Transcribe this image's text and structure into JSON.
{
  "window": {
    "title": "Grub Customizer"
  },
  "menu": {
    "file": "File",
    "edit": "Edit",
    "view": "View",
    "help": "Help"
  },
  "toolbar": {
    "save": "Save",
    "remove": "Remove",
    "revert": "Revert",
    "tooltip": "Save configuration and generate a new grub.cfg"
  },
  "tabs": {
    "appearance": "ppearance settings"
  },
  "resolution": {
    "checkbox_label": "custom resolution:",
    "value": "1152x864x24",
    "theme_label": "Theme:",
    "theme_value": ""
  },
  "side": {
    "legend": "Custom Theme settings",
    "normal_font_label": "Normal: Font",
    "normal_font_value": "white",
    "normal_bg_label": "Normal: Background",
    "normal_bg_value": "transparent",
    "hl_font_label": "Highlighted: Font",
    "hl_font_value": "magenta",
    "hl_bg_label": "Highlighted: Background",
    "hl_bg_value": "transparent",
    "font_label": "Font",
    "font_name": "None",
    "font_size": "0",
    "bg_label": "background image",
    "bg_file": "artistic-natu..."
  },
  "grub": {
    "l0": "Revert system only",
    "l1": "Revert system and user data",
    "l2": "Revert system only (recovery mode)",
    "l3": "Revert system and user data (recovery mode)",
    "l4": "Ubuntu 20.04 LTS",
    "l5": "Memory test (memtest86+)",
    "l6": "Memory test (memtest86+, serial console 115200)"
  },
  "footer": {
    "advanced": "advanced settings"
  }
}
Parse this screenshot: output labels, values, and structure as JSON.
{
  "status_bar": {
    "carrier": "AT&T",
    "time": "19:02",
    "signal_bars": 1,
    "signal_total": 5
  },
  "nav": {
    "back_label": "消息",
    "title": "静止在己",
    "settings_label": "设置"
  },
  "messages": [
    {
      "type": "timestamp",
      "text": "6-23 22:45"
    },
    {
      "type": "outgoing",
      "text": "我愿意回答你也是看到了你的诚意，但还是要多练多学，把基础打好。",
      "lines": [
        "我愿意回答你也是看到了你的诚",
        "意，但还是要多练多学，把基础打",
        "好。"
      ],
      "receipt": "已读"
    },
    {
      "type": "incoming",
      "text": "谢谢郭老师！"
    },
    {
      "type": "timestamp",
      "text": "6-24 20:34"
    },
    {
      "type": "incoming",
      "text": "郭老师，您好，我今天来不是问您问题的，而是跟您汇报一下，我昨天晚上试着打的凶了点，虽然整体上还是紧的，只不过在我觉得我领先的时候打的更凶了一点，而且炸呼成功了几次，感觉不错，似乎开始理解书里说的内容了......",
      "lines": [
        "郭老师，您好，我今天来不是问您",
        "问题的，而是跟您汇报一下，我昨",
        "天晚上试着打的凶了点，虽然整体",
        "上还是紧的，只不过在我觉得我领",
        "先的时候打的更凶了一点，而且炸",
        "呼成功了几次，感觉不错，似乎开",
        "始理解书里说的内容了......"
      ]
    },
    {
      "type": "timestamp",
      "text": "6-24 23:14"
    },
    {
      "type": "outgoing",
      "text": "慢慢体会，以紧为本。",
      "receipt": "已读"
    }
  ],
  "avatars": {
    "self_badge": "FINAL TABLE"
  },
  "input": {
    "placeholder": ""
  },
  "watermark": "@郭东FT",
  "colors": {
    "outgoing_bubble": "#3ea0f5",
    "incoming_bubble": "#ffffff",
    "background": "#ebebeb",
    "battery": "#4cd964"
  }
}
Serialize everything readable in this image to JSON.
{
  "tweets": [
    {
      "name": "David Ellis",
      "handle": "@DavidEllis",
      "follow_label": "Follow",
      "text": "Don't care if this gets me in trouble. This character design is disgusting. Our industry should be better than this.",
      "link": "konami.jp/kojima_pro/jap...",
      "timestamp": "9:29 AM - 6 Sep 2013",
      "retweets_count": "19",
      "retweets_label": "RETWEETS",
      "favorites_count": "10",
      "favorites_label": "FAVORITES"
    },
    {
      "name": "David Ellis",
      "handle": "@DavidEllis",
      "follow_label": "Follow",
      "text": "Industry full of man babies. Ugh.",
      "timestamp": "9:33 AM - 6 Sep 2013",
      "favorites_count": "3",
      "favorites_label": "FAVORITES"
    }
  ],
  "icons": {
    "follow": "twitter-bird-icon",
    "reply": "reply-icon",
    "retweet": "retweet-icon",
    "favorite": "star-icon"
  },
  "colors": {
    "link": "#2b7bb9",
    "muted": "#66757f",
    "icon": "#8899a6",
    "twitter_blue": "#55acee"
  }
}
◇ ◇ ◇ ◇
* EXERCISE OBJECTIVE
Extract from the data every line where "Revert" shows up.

* RESPONSE BELOW
    "revert": "Revert",
    "l0": "Revert system only",
    "l1": "Revert system and user data",
    "l2": "Revert system only (recovery mode)",
    "l3": "Revert system and user data (recovery mode)",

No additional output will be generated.